After months of negotiations, Liberty Media Corp. finally added to its stable of operating assets, agreeing to purchase Comcast Corp.'s 57.5% interest in cable shopping channel QVC Inc. for $7.9 billion.
The deal will give Liberty full ownership of QVC — it already owns 42.5% — and the network's nearly $1 billion in annual cash flow.
The deal also comes as Liberty is one of five companies bidding for Vivendi Universal S.A.'s U.S. entertainment assets.
According to terms the companies announced last Thursday afternoon, Liberty would pay the purchase price in a combination of cash, a three-year unsecured note and by issuing Liberty common stock not to exceed 7.5% of shares outstanding, or about 218 million shares.
The deal is expected to close by the end of the year. At that point, Liberty would own 98% of the network. QVC management will own the remaining 2%.
The deal gives Liberty its second operating asset, to go along with Starz Encore Group. With distribution in 85 million homes, 2002 revenue of $4.4 billion and 2002 cash flow of $858 million, it's a powerful operating asset.
"Liberty Media has always followed a strategy of investing in businesses with creative, entrepreneurial and focused management teams," Liberty president Dob Bennett said in a statement. "QVC is no exception, and we are very pleased to welcome [QVC president] Doug Briggs, [QVC COO] Bill Costello and the entire QVC team to the Liberty Media family."
Liberty has had its eye on QVC for months — in March, it notified Comcast of its intention to exercise its exit rights from the partnership.
Per those exit rights, Comcast had the first chance to buy out Liberty's interest in the network.
If Comcast declined, Liberty could buy out Comcast's interest.
If neither partner wanted to buy QVC, the network would be put up for sale to a third party.
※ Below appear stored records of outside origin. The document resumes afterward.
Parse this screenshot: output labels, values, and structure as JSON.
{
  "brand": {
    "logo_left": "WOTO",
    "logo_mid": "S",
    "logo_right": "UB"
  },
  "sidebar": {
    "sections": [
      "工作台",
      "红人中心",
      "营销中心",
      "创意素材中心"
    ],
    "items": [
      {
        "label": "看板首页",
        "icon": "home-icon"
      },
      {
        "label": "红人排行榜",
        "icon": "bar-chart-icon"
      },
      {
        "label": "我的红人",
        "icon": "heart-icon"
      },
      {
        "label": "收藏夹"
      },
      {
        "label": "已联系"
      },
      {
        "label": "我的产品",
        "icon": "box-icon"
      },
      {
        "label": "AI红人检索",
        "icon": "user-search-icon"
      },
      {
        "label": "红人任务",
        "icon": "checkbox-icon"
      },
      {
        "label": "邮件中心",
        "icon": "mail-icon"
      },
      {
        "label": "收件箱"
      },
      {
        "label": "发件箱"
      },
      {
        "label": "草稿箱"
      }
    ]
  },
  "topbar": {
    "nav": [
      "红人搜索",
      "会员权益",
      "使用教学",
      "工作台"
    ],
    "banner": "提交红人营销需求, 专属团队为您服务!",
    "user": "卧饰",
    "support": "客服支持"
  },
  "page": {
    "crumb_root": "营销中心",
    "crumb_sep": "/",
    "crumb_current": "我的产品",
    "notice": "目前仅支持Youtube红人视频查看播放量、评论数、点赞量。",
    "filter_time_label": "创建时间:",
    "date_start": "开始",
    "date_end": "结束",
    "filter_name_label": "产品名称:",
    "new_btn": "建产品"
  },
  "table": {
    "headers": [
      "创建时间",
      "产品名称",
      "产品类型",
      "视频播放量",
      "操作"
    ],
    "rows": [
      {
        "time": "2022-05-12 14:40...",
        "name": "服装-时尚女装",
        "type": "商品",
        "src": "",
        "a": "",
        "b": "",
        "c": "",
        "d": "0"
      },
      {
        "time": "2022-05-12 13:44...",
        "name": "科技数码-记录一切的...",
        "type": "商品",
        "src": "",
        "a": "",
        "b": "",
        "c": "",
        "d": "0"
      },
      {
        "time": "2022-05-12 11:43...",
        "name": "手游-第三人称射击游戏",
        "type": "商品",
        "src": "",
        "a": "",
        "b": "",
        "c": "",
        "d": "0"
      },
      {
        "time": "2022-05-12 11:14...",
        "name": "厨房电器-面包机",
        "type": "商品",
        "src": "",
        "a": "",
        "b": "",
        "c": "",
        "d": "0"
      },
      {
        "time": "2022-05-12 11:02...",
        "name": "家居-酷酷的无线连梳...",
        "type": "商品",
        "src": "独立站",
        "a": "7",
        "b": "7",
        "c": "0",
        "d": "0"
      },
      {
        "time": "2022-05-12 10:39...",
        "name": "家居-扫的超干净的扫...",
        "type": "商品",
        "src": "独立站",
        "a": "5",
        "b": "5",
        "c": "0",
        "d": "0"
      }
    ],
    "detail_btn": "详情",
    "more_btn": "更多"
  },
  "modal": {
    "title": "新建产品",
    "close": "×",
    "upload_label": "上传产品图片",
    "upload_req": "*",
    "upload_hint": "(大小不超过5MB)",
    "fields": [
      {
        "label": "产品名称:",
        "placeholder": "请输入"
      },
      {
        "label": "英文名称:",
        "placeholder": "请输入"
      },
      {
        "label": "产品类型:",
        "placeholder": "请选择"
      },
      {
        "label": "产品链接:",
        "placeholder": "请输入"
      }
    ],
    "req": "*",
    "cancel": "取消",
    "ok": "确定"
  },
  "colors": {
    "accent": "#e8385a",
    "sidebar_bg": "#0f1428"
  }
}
According to some MSO sources, Comcast president Brian Roberts was upset when Liberty exercised those exit rights in March.
"This has been a very difficult decision for Comcast," Roberts said in a statement last Thursday. "QVC is an exceptional and unique business, but we took a very disciplined financial approach to our evaluation.
"The cable business continues to be our core focus. With the opportunity to sell at an attractive valuation in excess of $14 billion, we have the flexibility to improve our already strong financial position and to invest for future growth. I believe this is a terrific outcome for both parties."
It is not clear just how much of the purchase price will be in cash. But Liberty has $5 billion in cash and another $10.4 billion in marketable securities.
UBS Warburg LLC cable debt and equity analyst Aryeh Bourkoff said that depending on the cash portion of the deal, it could substantially reduce Comcast's outstanding debt. He added that the sale of QVC — once a prized jewel in the Comcast stable — brings into question Comcast's other content holdings.
"This [the QVC sale] is consistent with the stated goal of Comcast to increase its financial flexibility in 2003," Bourkoff said. "This more than delivers the company per its goals.
"The question now becomes as Comcast becomes more of a pure play cable story, what the company's focus will be in terms of driving incremental growth as well as the ultimate strategy for the content business."
Bourkoff wasn't implying Comcast would sell other content businesses, such as its 50% interest in E! Entertainment Television, 91.3% of The Golf Channel, 100% of Outdoor Life Network, several regional sports networks, regional network CN8: The Comcast Network and a video-game network called G4.
"I think it means the company is trying to build more of a war chest to drive growth in the future, which we think could be focused on various content acquisition and/or a more aggressive foray into the voice business."
A source familiar with both Comcast and Liberty agreed, saying the Philadelphia-based MSO "always considered QVC as their commerce play, not a content play."
According to the source, Comcast approached Liberty a few weeks ago with a solution to what could have been a drawn-out process.
"They basically agreed that to continue on the path of the previous exit arrangement, it had uncertainty on time, uncertainty on outcome, it was even conceivable that they could keep the status quo," the source familiar with both companies said. "Comcast sat down with them and said 'Let's enter into a revised agreement, we'll sign a definitive purchase and sale,' have Liberty put a number on the table [valuing the entire network] and Comcast would decide whether it wanted to buy or sell."
According to the source, the number Liberty put on the table last Monday was $13.75 billion, or about 15 times 2002 cash flow.
The purchase comes just as Liberty was looking like a lead contender (among five bidders) to buy Vivendi Universal Entertainment, a group of cable channels, movie and television production studios and theme parks that could sell for as much as $15 billion. But Janco Partners cable analyst Matt Harrigan said it wouldn't be much of a stretch for Liberty to do both.
He said Liberty could take on a partner for VUE, in light of the QVC purchase, but noted that QVC is virtually debt free and threw off more than $800 million in cash flow last year.
"They [Liberty] could easily put $3 [billion] to $3.5 billion of debt on QVC," Harrigan said.